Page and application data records
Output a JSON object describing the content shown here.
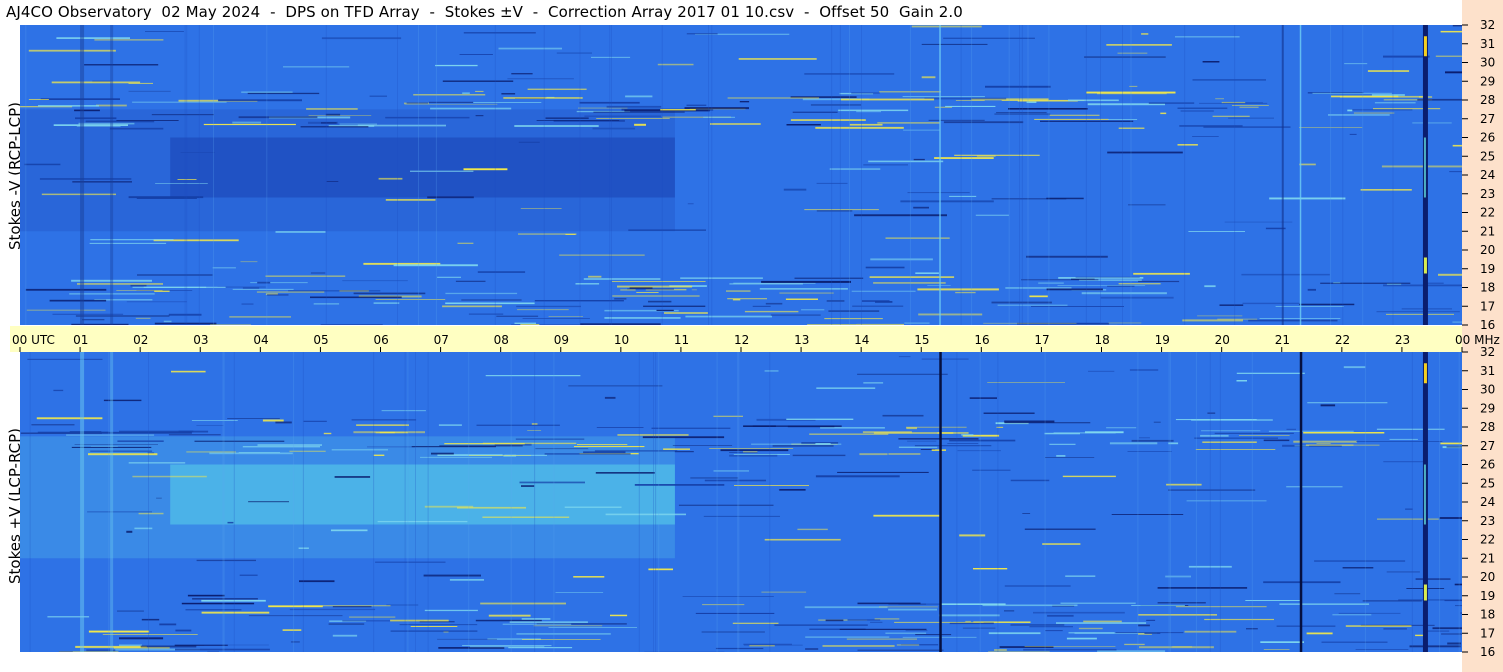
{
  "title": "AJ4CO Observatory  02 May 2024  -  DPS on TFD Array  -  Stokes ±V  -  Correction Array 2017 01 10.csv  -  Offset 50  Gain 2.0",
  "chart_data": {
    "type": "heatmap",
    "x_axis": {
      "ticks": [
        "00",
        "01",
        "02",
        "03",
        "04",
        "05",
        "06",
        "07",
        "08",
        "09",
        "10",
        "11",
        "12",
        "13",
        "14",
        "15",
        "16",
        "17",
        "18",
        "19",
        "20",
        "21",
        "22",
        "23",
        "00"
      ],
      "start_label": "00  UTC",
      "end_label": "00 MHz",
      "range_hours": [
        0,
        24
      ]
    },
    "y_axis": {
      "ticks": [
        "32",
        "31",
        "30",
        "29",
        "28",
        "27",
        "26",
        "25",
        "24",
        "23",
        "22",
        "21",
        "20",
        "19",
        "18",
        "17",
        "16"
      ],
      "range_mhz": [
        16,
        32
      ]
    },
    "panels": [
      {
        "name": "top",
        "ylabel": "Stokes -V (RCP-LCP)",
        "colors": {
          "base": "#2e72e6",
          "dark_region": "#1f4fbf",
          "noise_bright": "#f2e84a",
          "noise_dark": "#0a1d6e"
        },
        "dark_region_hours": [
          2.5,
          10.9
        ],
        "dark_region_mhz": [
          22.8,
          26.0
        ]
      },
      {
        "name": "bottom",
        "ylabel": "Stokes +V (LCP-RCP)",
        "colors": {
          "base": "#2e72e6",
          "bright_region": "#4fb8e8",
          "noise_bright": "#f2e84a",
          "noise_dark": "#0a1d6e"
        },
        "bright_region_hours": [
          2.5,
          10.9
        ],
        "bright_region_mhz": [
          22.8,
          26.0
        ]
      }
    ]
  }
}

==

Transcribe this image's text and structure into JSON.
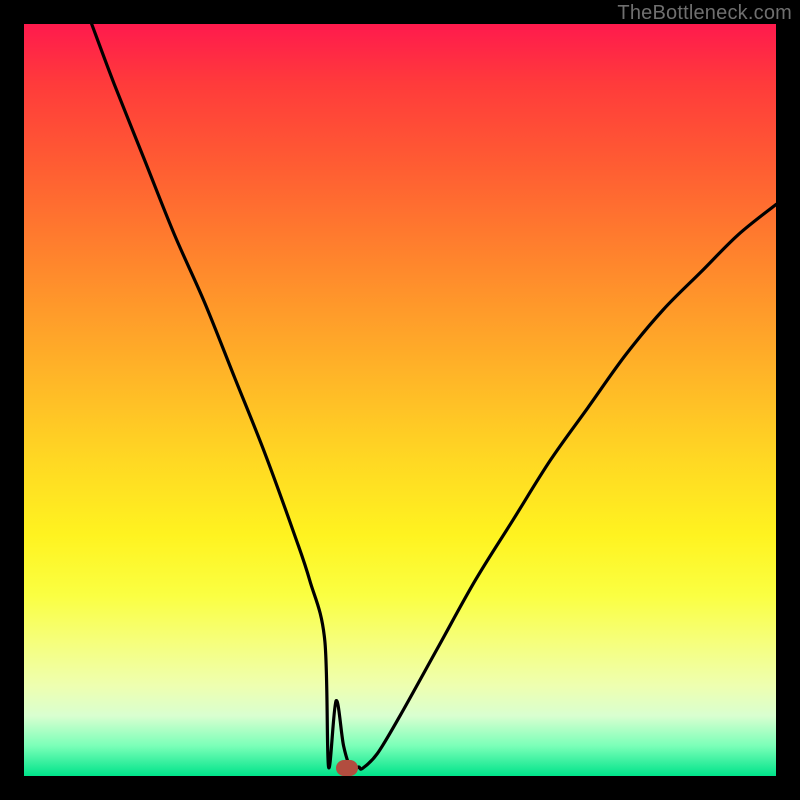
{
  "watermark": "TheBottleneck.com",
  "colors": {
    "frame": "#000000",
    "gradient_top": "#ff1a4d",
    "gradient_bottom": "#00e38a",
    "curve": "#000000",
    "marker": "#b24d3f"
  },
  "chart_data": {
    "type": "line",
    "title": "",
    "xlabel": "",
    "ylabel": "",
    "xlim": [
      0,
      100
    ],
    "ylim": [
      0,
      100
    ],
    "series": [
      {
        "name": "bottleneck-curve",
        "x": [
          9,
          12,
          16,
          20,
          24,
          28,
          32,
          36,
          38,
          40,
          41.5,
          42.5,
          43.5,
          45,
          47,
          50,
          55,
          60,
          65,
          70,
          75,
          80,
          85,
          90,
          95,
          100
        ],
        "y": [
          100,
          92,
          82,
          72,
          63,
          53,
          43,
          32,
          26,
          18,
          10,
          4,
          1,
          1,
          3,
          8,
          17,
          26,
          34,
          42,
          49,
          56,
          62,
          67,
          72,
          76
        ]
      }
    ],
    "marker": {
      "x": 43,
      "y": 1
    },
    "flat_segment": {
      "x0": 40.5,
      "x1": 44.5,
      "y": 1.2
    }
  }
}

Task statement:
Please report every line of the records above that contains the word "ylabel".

Your solution:
        "ylabel": "Stokes -V (RCP-LCP)",
        "ylabel": "Stokes +V (LCP-RCP)",
    "ylabel": "",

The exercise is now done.